Adjust Comment Print

In an unusually lengthy and detailed readout of the call made on Saturday, the White House said that Mr. Trump had thanked King Salman for Saudi Arabia's support in fighting terrorism and for its purchase of military equipment from the United States.

Official justifications notwithstanding, the sweep was widely seen as as a move to consolidate power around Crown Prince Mohammed bin Salman, the 32-year-old heir to the Saudi throne now occupied by his father, King Salman bin Abdulaziz Al Saud.

Along with the 11 princes, three ministers were removed from their positions: Economy and Planning Minister Adel bin Mohammed Faqih, National Guard Minister Prince Miteb bin Abdullah bin Abdulaziz and Naval Forces Commander Admiral Abdullah bin Sultan bin Mohammed Al-Sultan, reports CNN.

It also comes as the Kingdom appears to be in the midst of a major purge of rivals to Crown Prince Mohammed bin Salman.

Prince Alwaleed, one of the country's highest profile businessmen, was one of several princes, ministers, and former ministers detained as part of an anti-corruption crackdown, two senior Saudi officials told Reuters on Sunday.

American Woman Jailed in Zimbabwe After Allegedly Posting Tweet About Zimbabwean President
Reports said O'Donovan spent Friday night in a cell at the Harare Central Police Station and she faced the courts this Saturday.
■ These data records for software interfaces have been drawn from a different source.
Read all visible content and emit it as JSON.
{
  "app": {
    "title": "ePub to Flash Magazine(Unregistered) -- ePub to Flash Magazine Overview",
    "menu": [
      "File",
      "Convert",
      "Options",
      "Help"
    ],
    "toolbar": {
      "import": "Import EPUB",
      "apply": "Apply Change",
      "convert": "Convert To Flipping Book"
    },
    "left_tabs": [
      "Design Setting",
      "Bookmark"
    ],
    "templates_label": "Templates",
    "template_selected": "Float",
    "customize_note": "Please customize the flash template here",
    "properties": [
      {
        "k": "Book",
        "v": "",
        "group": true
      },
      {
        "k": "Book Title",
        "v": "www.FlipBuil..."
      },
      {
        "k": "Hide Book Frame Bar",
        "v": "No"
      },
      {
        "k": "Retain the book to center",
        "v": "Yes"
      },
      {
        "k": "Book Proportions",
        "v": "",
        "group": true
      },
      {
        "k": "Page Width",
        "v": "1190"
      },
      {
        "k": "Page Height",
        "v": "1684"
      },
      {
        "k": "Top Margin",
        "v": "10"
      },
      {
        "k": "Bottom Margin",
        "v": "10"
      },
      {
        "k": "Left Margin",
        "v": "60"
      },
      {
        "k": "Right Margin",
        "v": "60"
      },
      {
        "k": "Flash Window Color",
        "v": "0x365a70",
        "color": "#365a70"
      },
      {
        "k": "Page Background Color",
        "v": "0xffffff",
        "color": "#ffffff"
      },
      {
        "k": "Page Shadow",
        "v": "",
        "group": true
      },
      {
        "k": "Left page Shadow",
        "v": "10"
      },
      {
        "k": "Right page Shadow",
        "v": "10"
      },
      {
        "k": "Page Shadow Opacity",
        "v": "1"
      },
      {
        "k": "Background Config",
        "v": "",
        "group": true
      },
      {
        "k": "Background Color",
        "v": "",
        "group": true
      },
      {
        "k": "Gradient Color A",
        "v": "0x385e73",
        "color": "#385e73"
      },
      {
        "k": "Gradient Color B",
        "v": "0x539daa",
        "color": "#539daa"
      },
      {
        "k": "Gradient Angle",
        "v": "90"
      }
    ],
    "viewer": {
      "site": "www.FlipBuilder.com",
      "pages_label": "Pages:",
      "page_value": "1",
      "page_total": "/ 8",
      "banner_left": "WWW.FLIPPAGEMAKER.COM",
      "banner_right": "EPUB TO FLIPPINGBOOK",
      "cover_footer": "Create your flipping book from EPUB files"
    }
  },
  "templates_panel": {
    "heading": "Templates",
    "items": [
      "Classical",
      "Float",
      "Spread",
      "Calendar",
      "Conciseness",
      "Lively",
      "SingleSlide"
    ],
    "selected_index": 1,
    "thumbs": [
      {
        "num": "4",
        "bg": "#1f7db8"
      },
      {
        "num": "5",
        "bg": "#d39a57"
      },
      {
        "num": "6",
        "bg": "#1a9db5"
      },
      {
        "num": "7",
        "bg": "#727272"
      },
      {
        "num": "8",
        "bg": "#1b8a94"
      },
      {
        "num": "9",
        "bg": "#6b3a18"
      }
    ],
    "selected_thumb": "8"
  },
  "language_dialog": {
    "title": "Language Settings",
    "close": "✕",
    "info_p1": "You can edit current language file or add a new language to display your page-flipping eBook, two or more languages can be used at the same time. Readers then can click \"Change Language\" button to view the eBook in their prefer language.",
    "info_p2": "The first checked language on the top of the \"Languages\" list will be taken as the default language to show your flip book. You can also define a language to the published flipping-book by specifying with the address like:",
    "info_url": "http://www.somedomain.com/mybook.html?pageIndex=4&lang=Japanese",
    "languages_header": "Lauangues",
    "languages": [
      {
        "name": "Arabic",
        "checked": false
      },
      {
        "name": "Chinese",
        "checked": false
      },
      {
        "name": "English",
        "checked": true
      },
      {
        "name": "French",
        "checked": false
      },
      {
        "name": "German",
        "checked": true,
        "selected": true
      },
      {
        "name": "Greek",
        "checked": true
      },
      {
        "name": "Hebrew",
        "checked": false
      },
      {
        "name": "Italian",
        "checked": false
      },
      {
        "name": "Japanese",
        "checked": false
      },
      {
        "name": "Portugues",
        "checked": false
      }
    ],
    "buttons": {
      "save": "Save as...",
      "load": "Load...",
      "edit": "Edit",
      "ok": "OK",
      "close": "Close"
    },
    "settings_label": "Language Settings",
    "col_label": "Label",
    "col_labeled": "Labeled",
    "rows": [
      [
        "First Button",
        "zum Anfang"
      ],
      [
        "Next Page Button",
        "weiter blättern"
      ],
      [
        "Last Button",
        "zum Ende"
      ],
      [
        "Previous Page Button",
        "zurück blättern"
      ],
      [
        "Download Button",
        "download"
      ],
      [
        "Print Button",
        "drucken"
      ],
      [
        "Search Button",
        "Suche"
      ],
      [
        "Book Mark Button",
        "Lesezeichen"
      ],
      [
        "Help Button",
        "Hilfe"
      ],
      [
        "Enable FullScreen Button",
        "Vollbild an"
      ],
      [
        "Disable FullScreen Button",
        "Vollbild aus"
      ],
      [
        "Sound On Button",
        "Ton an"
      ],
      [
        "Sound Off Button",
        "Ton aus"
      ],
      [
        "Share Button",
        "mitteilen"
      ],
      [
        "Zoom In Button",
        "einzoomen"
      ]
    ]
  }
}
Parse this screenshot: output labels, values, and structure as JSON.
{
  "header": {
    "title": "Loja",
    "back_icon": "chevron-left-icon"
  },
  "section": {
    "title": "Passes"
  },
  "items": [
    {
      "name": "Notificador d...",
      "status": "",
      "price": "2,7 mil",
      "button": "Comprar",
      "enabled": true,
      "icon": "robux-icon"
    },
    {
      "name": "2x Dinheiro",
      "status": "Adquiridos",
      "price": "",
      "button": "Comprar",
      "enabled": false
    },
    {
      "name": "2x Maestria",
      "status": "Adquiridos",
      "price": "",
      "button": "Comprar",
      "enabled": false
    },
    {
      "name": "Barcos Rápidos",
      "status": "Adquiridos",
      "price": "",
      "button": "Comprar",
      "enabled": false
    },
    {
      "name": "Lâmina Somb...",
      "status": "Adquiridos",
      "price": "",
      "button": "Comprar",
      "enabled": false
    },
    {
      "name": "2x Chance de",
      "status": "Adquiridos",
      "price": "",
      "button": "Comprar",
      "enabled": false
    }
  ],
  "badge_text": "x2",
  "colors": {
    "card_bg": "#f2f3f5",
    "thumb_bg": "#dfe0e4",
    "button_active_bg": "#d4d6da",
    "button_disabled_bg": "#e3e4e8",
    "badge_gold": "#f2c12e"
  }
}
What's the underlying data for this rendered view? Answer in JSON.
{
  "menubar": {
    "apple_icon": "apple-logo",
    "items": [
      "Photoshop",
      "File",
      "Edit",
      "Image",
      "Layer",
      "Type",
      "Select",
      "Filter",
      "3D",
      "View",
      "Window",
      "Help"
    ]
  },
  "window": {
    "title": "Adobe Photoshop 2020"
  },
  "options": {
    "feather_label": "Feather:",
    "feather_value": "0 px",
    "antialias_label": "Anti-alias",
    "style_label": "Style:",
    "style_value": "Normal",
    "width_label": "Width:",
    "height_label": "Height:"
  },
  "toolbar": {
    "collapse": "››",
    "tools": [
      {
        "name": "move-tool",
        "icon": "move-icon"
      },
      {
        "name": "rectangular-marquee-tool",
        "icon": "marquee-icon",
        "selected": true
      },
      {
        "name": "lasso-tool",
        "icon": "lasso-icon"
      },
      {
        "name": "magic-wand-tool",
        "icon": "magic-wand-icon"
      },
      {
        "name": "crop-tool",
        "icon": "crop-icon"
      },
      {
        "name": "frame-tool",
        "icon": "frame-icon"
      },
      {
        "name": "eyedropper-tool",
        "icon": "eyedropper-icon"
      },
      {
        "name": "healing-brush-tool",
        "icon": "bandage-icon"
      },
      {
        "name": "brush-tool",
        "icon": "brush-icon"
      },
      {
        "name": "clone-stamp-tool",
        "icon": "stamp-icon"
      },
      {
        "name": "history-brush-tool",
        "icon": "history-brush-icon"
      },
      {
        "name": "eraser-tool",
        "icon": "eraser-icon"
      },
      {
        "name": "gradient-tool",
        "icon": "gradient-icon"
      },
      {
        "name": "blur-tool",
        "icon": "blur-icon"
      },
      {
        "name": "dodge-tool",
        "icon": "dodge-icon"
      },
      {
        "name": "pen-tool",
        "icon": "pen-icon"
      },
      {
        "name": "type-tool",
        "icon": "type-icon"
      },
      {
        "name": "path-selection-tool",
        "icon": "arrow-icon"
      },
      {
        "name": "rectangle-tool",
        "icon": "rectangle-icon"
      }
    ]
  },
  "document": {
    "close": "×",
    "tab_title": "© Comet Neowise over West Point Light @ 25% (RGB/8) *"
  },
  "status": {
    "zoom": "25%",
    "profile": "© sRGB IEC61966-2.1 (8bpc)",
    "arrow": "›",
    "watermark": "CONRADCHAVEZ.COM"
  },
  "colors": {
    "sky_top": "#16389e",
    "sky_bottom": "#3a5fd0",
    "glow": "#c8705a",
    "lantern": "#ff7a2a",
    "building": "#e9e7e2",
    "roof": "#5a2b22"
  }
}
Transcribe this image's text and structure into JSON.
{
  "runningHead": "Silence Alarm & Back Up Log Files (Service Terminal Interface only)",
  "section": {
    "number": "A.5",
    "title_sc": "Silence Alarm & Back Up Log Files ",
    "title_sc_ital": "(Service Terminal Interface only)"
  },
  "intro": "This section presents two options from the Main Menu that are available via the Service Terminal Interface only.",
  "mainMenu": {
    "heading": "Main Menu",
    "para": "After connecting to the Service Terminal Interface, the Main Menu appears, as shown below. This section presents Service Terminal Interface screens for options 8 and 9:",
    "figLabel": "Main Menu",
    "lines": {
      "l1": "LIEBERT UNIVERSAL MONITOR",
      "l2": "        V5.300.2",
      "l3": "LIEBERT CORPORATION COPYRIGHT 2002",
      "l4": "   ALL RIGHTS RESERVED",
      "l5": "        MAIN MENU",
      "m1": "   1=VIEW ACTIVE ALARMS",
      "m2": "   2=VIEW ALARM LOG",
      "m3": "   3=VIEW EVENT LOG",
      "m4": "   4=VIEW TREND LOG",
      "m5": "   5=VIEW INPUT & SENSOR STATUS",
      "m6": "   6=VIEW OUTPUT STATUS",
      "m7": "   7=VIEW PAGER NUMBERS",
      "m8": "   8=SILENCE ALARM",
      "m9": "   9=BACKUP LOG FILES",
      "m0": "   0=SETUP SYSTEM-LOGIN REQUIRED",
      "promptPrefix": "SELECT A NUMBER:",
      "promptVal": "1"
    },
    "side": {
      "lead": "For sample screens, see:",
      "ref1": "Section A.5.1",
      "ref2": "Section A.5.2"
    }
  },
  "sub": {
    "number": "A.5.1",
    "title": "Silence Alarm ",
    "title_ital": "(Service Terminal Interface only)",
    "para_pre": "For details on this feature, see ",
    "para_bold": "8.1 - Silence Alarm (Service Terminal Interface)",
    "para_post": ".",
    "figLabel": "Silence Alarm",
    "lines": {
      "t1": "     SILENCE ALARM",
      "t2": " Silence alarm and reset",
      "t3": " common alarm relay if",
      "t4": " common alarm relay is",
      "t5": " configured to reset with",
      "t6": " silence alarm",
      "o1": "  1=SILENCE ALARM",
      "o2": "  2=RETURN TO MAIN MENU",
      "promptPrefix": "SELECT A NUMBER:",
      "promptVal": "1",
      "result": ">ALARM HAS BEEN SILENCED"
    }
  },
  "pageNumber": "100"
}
Last month, Mugabe appointed a "cybersecurity minister", ostensibly to crack down on social media criticism of the government.


Bloomberg quoted a senior Saudi official as saying that 11 princes and 38 current or former senior officials were arrested.

Other names listed were of businessmen, including Bakr bin Laden, chairman of Saudi Binladin Group, Alwaleed Al Ibrahim, owner of television network MBC, and Khalid Al Mulheim, former director general at Saudi Arabian Airlines. The 62-year-old is one of the largest shareholders in Citigroup and also owns stakes in News Corp and Twitter. The new body was given broad powers to investigate cases, issue arrest warrants and travel restrictions, and seize assets.

"The homeland will not exist unless corruption is uprooted and the corrupt are held accountable", the royal decree said.

Hours before landing in Japan, the first stop of his 12-day Asia trip, the president tweeted his support for a US stock listing for the world's largest oil company: "Would very much appreciate Saudi Arabia doing their IPO of Aramco with the New York Stock Exchange".

Comments